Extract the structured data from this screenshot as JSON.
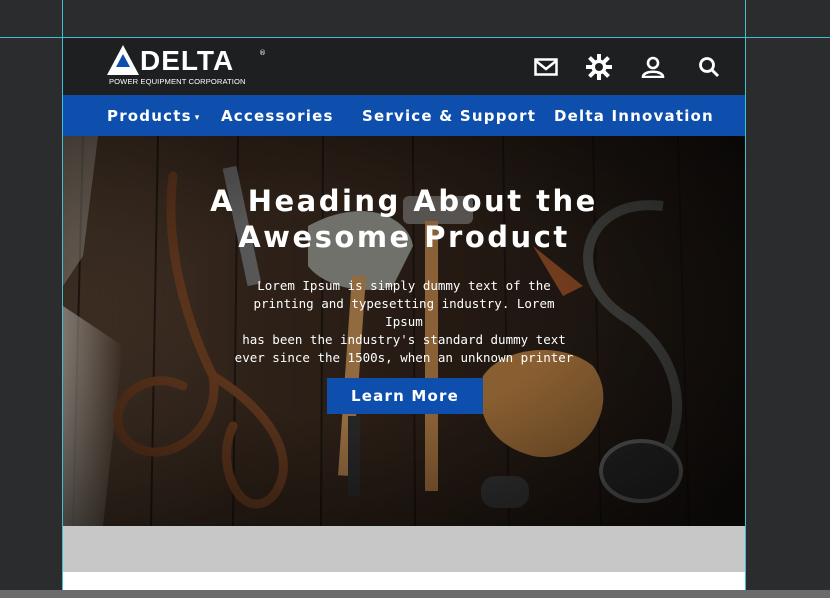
{
  "brand": {
    "name": "DELTA",
    "registered": "®",
    "tagline": "POWER EQUIPMENT CORPORATION"
  },
  "utility_icons": [
    "mail-icon",
    "gear-icon",
    "user-icon",
    "search-icon"
  ],
  "nav": {
    "items": [
      {
        "label": "Products",
        "has_dropdown": true,
        "caret": "▾"
      },
      {
        "label": "Accessories"
      },
      {
        "label": "Service & Support"
      },
      {
        "label": "Delta Innovation"
      }
    ]
  },
  "hero": {
    "title_line1": "A Heading About the",
    "title_line2": "Awesome Product",
    "body_lines": [
      "Lorem Ipsum is simply dummy text of the",
      "printing and typesetting industry. Lorem Ipsum",
      "has been the industry's standard dummy text",
      "ever since the 1500s, when an unknown printer"
    ],
    "cta_label": "Learn More"
  },
  "colors": {
    "header_bg": "#1e1f21",
    "nav_bg": "#0e4fae",
    "cta_bg": "#0e4fae",
    "canvas_bg": "#2b2c2e",
    "guide": "#3fbfd0",
    "band": "#c7c7c7"
  }
}
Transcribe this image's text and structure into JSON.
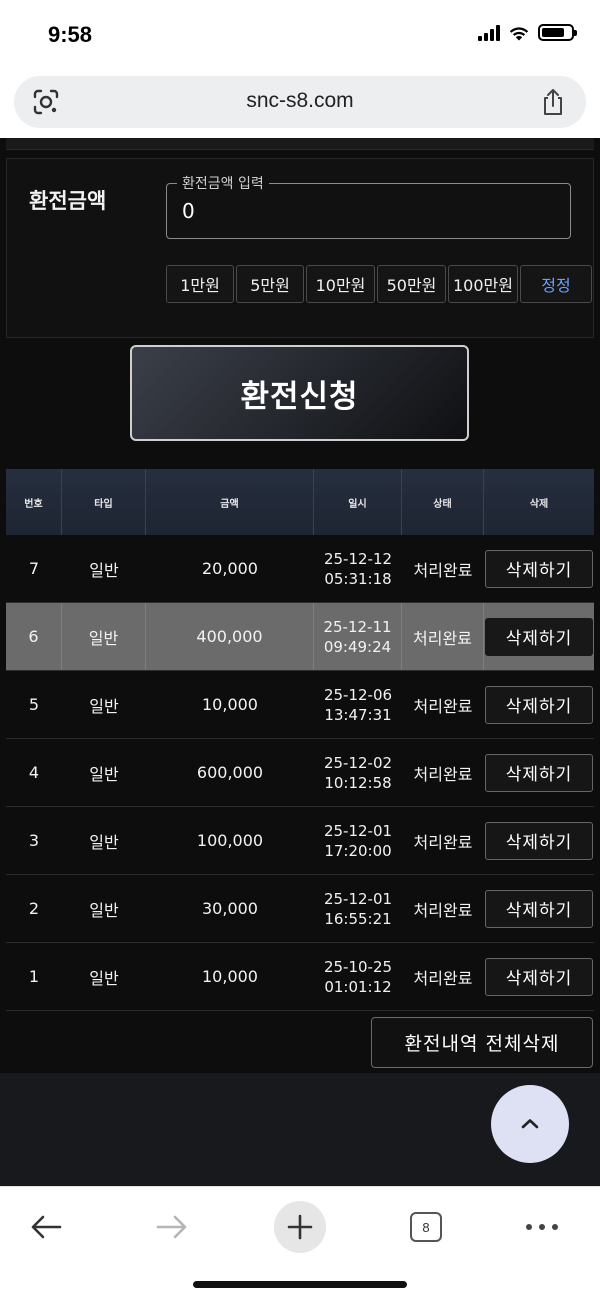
{
  "status_bar": {
    "time": "9:58",
    "icons": [
      "signal-icon",
      "wifi-icon",
      "battery-icon"
    ]
  },
  "browser": {
    "url": "snc-s8.com",
    "tab_count": "8"
  },
  "exchange_form": {
    "label": "환전금액",
    "input_legend": "환전금액 입력",
    "input_value": "0",
    "quick_amounts": [
      "1만원",
      "5만원",
      "10만원",
      "50만원",
      "100만원"
    ],
    "reset_label": "정정",
    "submit_label": "환전신청"
  },
  "table": {
    "headers": [
      "번호",
      "타입",
      "금액",
      "일시",
      "상태",
      "삭제"
    ],
    "rows": [
      {
        "no": "7",
        "type": "일반",
        "amount": "20,000",
        "date": "25-12-12",
        "time": "05:31:18",
        "status": "처리완료",
        "action": "삭제하기"
      },
      {
        "no": "6",
        "type": "일반",
        "amount": "400,000",
        "date": "25-12-11",
        "time": "09:49:24",
        "status": "처리완료",
        "action": "삭제하기"
      },
      {
        "no": "5",
        "type": "일반",
        "amount": "10,000",
        "date": "25-12-06",
        "time": "13:47:31",
        "status": "처리완료",
        "action": "삭제하기"
      },
      {
        "no": "4",
        "type": "일반",
        "amount": "600,000",
        "date": "25-12-02",
        "time": "10:12:58",
        "status": "처리완료",
        "action": "삭제하기"
      },
      {
        "no": "3",
        "type": "일반",
        "amount": "100,000",
        "date": "25-12-01",
        "time": "17:20:00",
        "status": "처리완료",
        "action": "삭제하기"
      },
      {
        "no": "2",
        "type": "일반",
        "amount": "30,000",
        "date": "25-12-01",
        "time": "16:55:21",
        "status": "처리완료",
        "action": "삭제하기"
      },
      {
        "no": "1",
        "type": "일반",
        "amount": "10,000",
        "date": "25-10-25",
        "time": "01:01:12",
        "status": "처리완료",
        "action": "삭제하기"
      }
    ],
    "highlighted_row": 1,
    "clear_all_label": "환전내역 전체삭제"
  },
  "colors": {
    "page_bg": "#0d0d0d",
    "header_bg": "#262f3f",
    "highlight_row": "#6b6b6b",
    "reset_accent": "#6aa0ff",
    "scroll_top_bg": "#dde1f3"
  }
}
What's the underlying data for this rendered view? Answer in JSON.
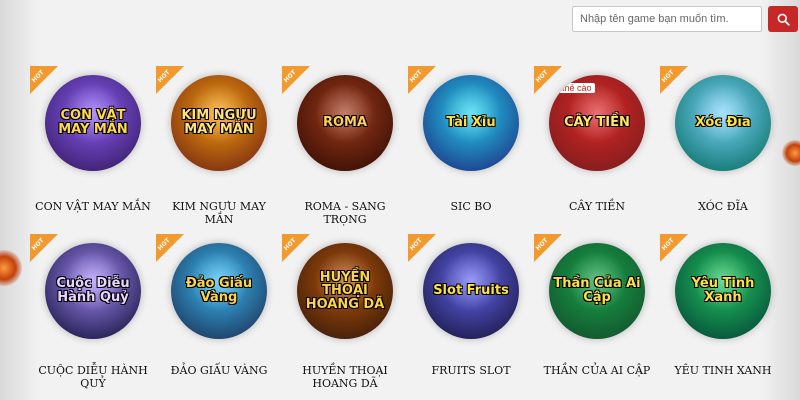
{
  "search": {
    "placeholder": "Nhập tên game bạn muốn tìm.",
    "button_icon": "search-icon"
  },
  "hot_label": "HOT",
  "games": [
    {
      "id": "con-vat-may-man",
      "label": "CON VẬT MAY MẮN",
      "art_title": "CON VẬT MAY MẮN",
      "colors": [
        "#8b5cf6",
        "#3b1f6b"
      ],
      "title_color": "#ffd84d",
      "hot": true
    },
    {
      "id": "kim-nguu-may-man",
      "label": "KIM NGƯU MAY MẮN",
      "art_title": "KIM NGƯU MAY MẮN",
      "colors": [
        "#f59e0b",
        "#7c2d12"
      ],
      "title_color": "#ffe27a",
      "hot": true
    },
    {
      "id": "roma",
      "label": "ROMA - SANG TRỌNG",
      "art_title": "ROMA",
      "colors": [
        "#a13a1a",
        "#3a0f05"
      ],
      "title_color": "#ffcf5a",
      "hot": true
    },
    {
      "id": "sic-bo",
      "label": "SIC BO",
      "art_title": "Tài Xỉu",
      "colors": [
        "#22d3ee",
        "#1e3a8a"
      ],
      "title_color": "#fde047",
      "hot": true
    },
    {
      "id": "cay-tien",
      "label": "CÂY TIỀN",
      "art_title": "CÂY TIỀN",
      "badge": "thẻ cào",
      "colors": [
        "#dc2626",
        "#7f1d1d"
      ],
      "title_color": "#ffe66b",
      "hot": true
    },
    {
      "id": "xoc-dia",
      "label": "XÓC ĐĨA",
      "art_title": "Xóc Đĩa",
      "colors": [
        "#7dd3fc",
        "#0f766e"
      ],
      "title_color": "#fde047",
      "hot": true
    },
    {
      "id": "cuoc-dieu-hanh-quy",
      "label": "CUỘC DIỄU HÀNH QUỶ",
      "art_title": "Cuộc Diễu Hành Quỷ",
      "colors": [
        "#a78bfa",
        "#1e1b4b"
      ],
      "title_color": "#e9d5ff",
      "hot": true
    },
    {
      "id": "dao-giau-vang",
      "label": "ĐẢO GIẤU VÀNG",
      "art_title": "Đảo Giấu Vàng",
      "colors": [
        "#38bdf8",
        "#1e3a5f"
      ],
      "title_color": "#fcd34d",
      "hot": true
    },
    {
      "id": "huyen-thoai-hoang-da",
      "label": "HUYỀN THOẠI HOANG DÃ",
      "art_title": "HUYỀN THOẠI HOANG DÃ",
      "colors": [
        "#b45309",
        "#3f1d0b"
      ],
      "title_color": "#fcd34d",
      "hot": true
    },
    {
      "id": "fruits-slot",
      "label": "FRUITS SLOT",
      "art_title": "Slot Fruits",
      "colors": [
        "#6366f1",
        "#1e1b4b"
      ],
      "title_color": "#fde047",
      "hot": true
    },
    {
      "id": "than-cua-ai-cap",
      "label": "THẦN CỦA AI CẬP",
      "art_title": "Thần Của Ai Cập",
      "colors": [
        "#16a34a",
        "#14532d"
      ],
      "title_color": "#fde047",
      "hot": true
    },
    {
      "id": "yeu-tinh-xanh",
      "label": "YÊU TINH XANH",
      "art_title": "Yêu Tinh Xanh",
      "colors": [
        "#22c55e",
        "#064e3b"
      ],
      "title_color": "#fde047",
      "hot": true
    }
  ]
}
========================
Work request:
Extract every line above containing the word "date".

Result:
        "date": "25-12-12",
        "date": "25-12-11",
        "date": "25-12-06",
        "date": "25-12-02",
        "date": "25-12-01",
        "date": "25-12-01",
        "date": "25-10-25",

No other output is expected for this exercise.